- Opening Delimiter -
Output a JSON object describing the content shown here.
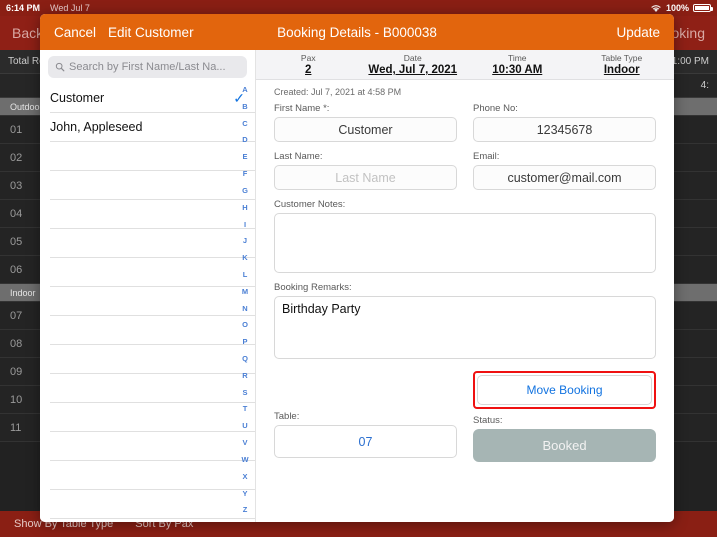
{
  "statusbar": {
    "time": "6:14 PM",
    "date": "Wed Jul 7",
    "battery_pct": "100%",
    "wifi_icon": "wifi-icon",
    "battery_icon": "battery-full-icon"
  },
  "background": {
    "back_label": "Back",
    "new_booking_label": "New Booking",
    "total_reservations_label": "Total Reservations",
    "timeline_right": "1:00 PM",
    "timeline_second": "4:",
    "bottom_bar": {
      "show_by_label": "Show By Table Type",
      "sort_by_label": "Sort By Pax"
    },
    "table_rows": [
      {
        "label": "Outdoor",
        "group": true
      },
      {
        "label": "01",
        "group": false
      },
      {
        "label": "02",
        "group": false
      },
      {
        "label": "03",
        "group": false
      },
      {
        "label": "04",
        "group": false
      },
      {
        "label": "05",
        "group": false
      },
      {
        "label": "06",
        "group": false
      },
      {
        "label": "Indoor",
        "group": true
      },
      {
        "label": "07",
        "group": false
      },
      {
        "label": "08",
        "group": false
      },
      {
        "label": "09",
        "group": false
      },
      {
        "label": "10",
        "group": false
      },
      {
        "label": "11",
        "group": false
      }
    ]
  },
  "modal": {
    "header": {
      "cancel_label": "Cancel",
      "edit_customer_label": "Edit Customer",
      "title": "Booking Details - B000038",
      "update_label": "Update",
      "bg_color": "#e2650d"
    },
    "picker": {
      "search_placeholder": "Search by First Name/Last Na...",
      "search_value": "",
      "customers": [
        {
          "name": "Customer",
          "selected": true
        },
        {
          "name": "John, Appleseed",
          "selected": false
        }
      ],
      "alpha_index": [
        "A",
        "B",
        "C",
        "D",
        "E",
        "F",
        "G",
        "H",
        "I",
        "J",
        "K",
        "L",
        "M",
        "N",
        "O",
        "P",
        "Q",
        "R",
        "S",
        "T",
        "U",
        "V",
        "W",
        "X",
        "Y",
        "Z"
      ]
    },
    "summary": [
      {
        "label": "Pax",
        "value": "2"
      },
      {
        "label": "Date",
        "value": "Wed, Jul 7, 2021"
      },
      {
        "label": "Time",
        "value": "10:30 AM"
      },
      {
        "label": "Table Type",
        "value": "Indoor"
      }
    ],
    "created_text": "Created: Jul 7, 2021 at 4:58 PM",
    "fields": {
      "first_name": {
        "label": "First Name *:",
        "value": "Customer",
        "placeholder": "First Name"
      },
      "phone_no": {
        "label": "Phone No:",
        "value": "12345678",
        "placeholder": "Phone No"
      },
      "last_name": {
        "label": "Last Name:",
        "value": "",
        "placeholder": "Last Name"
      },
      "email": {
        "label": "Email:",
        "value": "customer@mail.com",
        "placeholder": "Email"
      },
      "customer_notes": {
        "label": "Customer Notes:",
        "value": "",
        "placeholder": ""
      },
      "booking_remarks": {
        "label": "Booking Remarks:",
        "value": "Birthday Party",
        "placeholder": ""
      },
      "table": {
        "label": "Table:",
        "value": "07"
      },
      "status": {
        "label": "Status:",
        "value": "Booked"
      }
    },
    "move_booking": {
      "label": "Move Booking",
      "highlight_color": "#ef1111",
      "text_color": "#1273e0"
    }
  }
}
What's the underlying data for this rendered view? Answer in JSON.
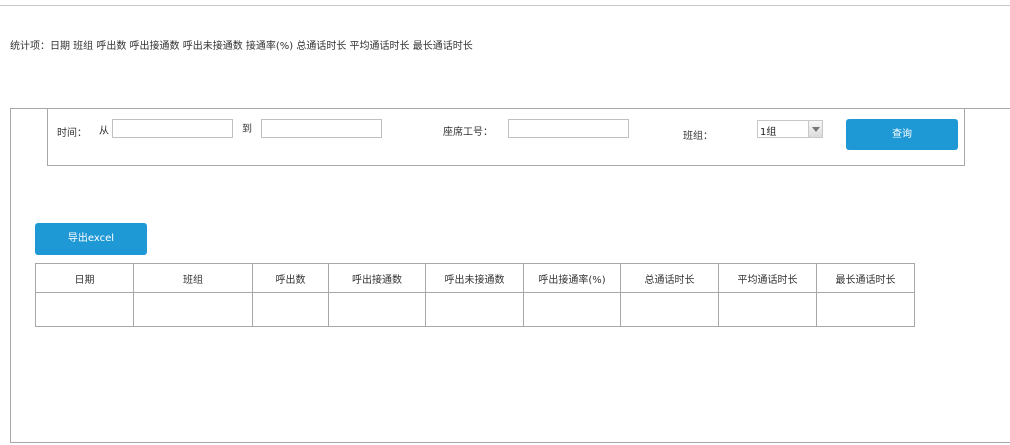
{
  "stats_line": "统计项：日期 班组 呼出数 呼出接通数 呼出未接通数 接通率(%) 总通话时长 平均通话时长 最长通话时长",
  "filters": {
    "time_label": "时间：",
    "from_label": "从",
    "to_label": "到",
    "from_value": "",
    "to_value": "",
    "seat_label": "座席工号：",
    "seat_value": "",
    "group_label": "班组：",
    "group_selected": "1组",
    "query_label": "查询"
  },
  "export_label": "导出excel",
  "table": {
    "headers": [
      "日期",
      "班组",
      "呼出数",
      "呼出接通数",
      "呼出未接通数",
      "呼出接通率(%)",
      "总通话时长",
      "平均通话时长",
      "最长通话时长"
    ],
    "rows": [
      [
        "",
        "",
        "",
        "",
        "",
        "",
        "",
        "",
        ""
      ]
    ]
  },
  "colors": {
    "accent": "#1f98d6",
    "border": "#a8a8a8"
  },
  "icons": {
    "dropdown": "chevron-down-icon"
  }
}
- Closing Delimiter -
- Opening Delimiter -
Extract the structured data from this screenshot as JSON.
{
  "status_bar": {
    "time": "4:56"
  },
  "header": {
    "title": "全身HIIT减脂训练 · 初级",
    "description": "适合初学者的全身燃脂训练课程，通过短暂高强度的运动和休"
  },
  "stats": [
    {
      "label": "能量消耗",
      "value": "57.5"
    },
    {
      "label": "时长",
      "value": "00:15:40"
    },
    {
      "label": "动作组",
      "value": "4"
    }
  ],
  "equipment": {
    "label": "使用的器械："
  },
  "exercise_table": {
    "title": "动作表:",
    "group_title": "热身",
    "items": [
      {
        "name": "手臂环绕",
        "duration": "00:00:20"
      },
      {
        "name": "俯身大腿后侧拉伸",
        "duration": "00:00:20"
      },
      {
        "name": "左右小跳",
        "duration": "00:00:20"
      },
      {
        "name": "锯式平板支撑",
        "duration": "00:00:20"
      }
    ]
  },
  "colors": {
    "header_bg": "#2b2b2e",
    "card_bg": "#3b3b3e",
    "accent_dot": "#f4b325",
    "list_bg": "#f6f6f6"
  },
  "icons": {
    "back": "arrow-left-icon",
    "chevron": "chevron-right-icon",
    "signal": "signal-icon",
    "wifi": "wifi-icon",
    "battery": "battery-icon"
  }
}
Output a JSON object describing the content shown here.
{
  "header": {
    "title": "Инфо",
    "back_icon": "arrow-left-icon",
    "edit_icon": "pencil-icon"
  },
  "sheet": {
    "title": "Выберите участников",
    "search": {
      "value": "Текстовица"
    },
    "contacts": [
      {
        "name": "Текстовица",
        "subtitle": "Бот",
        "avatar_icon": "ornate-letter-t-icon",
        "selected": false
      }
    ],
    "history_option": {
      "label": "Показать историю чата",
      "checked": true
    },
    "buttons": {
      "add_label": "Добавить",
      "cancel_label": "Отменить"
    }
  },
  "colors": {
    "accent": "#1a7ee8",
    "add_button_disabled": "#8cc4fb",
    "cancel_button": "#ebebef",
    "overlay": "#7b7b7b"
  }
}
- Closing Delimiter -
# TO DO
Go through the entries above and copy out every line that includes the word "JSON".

# RESPONSE TO THIS TASK
Output a JSON object describing the content shown here.
What's the underlying data for this rendered view? Answer in JSON.
Extract the structured data from this screenshot as JSON.
Output a JSON object describing the content shown here.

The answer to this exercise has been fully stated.